# PROBLEM DETAILS
Search the entries below for the string "unit" and copy the lines that hold it.

# LISTED ENTRIES
----

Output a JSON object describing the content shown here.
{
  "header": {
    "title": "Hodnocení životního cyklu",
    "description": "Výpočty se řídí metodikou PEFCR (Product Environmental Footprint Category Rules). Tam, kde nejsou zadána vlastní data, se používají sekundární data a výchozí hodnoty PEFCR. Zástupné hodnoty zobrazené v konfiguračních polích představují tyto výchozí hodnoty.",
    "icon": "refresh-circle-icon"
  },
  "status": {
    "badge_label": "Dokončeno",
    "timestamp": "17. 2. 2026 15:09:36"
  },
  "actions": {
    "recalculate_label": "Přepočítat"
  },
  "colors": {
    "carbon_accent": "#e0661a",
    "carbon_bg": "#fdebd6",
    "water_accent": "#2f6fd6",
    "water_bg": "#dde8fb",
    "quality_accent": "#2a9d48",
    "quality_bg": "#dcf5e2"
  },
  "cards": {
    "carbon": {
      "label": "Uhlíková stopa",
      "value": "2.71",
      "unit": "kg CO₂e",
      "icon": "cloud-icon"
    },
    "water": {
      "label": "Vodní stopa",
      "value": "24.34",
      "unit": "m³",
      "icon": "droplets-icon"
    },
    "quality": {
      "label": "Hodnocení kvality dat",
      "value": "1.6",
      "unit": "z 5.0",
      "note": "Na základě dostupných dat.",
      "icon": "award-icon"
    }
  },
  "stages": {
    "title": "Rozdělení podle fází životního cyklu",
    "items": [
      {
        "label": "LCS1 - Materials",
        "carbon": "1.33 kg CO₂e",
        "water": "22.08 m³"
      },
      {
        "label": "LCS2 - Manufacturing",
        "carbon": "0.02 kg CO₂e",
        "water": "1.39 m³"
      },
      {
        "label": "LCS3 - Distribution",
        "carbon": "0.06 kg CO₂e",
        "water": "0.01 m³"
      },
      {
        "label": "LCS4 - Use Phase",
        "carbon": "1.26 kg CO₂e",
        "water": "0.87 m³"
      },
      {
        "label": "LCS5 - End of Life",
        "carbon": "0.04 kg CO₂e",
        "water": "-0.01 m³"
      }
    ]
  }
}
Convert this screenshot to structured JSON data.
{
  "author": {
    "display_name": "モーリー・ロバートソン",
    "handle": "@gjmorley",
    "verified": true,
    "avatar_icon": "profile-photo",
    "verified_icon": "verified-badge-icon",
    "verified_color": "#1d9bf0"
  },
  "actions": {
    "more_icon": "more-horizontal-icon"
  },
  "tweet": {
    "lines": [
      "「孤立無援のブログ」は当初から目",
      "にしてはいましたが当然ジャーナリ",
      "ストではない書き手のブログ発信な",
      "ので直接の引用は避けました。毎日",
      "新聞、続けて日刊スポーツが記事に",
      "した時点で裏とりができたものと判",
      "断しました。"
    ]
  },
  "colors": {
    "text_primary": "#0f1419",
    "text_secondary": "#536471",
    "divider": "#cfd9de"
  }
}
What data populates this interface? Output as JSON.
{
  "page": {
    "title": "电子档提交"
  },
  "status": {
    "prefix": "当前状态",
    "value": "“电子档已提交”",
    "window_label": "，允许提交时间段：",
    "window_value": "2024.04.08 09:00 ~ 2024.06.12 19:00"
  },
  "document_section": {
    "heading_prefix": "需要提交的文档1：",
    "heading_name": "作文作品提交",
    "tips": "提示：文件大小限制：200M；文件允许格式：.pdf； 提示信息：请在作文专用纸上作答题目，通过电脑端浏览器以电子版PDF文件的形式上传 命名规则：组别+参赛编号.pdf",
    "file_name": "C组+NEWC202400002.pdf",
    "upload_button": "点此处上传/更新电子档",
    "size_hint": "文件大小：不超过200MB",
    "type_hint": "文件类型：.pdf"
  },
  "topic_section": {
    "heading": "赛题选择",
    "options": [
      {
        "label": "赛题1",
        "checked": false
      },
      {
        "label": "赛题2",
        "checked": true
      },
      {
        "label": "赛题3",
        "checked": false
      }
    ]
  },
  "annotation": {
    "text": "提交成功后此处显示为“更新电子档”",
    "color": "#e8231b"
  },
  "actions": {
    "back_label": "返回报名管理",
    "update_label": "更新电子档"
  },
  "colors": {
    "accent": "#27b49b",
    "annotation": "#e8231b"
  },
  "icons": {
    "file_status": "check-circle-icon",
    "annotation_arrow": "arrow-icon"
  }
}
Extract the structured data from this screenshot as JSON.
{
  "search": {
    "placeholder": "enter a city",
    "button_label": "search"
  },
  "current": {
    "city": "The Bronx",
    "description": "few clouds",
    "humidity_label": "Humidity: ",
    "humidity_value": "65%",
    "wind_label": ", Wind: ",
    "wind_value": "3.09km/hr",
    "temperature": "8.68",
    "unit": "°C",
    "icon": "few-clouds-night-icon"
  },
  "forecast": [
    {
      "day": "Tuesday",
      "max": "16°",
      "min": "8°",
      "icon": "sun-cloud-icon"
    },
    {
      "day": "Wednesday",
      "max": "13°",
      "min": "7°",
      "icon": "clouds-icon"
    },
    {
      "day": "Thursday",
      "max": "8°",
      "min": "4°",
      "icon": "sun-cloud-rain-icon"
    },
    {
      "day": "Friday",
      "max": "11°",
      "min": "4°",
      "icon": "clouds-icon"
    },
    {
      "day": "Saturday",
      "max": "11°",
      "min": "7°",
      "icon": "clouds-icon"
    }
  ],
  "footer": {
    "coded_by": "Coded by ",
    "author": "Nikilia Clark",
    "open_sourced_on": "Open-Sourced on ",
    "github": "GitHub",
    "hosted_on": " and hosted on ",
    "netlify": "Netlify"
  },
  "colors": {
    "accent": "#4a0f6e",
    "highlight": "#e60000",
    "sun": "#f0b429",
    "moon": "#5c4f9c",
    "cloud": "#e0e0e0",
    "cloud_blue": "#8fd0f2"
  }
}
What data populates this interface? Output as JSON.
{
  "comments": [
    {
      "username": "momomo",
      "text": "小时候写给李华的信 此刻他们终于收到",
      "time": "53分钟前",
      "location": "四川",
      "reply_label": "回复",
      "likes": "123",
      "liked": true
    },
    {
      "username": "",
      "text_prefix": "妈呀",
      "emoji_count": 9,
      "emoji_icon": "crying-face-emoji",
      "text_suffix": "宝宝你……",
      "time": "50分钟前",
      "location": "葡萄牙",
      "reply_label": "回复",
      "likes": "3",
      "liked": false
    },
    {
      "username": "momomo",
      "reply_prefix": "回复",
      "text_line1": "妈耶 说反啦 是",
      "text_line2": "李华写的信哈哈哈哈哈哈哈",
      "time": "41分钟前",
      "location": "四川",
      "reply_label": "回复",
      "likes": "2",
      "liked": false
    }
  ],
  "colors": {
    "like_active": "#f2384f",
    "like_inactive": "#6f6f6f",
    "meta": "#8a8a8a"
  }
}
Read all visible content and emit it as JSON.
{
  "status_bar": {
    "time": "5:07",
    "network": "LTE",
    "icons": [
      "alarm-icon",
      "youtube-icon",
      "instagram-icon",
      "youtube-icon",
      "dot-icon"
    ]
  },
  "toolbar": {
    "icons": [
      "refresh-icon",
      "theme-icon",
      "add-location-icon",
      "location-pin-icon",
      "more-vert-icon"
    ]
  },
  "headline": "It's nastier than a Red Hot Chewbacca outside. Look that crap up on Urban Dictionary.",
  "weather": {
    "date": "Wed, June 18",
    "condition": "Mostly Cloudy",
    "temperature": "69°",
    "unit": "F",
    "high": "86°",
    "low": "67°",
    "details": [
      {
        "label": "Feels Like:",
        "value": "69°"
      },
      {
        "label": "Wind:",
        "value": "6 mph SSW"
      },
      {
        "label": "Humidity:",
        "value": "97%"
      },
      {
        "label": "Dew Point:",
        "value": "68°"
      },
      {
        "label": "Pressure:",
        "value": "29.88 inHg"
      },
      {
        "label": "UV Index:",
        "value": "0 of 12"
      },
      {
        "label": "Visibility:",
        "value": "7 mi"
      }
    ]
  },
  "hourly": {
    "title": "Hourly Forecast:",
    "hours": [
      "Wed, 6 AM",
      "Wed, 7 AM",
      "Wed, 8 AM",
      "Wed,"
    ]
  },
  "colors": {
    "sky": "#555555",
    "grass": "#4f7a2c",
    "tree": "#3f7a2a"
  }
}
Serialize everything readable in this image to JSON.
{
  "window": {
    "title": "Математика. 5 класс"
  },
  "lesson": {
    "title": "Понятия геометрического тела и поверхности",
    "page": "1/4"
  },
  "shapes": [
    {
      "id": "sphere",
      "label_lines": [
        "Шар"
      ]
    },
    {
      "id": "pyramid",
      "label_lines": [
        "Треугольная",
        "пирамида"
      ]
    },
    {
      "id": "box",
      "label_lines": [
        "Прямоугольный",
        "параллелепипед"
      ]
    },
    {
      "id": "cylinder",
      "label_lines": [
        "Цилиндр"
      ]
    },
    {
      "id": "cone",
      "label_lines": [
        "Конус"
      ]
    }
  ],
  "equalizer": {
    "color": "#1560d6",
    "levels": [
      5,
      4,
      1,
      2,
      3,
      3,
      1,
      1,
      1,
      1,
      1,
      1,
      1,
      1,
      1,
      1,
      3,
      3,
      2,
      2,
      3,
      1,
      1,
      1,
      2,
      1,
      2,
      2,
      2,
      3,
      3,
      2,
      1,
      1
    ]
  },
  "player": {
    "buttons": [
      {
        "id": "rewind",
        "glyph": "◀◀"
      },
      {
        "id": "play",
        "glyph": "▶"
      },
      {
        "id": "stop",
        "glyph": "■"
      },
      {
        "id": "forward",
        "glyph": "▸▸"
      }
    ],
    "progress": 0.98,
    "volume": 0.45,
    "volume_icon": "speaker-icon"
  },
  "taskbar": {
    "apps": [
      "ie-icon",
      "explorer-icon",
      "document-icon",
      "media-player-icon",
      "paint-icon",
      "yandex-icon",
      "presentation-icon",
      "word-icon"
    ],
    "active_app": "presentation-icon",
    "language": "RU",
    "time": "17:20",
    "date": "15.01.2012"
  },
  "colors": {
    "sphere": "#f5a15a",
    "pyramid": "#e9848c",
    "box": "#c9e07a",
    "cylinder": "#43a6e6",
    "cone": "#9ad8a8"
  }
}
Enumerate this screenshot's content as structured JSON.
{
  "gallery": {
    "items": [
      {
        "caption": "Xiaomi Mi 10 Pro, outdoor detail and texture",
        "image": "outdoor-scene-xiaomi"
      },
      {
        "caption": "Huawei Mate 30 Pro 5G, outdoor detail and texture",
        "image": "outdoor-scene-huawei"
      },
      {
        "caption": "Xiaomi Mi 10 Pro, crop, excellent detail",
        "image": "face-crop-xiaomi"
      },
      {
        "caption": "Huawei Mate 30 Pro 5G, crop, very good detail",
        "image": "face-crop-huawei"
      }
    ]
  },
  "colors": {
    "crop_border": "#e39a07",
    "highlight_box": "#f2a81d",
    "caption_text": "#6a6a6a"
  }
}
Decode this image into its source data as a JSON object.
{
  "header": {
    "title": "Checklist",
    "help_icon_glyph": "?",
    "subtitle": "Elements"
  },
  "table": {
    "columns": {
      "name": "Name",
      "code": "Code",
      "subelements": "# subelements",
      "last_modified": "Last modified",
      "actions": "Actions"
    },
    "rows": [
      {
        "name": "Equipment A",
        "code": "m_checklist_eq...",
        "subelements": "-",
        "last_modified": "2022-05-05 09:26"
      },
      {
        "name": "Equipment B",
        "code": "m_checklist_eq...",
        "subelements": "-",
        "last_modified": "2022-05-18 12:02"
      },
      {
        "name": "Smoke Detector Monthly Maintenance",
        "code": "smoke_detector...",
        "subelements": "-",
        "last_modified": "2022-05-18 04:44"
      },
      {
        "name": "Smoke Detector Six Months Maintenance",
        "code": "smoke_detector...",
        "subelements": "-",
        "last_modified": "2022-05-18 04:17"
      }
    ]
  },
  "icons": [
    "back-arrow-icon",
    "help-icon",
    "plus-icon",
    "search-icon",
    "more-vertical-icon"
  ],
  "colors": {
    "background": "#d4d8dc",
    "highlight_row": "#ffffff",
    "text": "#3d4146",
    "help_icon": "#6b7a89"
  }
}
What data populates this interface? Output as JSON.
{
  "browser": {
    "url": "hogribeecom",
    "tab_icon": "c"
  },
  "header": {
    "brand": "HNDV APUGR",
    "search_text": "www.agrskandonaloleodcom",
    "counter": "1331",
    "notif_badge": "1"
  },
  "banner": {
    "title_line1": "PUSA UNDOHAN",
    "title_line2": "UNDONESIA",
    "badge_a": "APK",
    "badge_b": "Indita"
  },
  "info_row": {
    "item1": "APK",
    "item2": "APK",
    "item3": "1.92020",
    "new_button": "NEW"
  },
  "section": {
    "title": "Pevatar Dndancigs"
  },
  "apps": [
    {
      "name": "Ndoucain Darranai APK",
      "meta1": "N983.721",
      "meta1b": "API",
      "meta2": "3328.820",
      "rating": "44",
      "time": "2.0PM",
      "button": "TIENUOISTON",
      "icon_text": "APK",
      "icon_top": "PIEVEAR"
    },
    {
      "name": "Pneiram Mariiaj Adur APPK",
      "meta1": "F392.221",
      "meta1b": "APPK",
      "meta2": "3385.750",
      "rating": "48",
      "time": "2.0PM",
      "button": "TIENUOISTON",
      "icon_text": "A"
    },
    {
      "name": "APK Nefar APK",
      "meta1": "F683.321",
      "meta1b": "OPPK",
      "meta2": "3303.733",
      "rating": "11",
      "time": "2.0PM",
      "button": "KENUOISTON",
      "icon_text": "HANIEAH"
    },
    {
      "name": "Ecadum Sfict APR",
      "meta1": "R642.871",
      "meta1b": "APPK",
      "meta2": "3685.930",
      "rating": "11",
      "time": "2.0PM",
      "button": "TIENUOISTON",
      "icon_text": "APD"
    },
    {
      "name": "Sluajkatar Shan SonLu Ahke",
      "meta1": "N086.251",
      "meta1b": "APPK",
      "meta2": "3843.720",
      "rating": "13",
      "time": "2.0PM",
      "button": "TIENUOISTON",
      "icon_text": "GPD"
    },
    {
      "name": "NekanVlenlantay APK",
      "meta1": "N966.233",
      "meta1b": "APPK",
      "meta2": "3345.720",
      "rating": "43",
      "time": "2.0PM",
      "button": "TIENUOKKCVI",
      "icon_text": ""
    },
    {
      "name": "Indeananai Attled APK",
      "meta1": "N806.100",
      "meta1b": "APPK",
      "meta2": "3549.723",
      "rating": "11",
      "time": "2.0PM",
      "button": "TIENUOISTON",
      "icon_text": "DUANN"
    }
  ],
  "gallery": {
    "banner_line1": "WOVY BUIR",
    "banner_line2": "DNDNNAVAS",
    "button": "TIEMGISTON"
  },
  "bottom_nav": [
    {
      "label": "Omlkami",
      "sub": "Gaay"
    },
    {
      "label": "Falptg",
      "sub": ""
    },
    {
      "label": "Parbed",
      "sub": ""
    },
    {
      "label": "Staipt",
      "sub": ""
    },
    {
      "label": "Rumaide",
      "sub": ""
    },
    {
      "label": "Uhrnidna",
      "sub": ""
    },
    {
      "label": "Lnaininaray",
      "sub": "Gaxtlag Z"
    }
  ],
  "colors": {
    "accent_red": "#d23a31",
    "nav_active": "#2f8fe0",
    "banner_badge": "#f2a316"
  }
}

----

# SOLUTION TO THIS PROBLEM
      "unit": "kg CO₂e",
      "unit": "m³",
      "unit": "z 5.0",
    "unit": "°C",
    "unit": "F",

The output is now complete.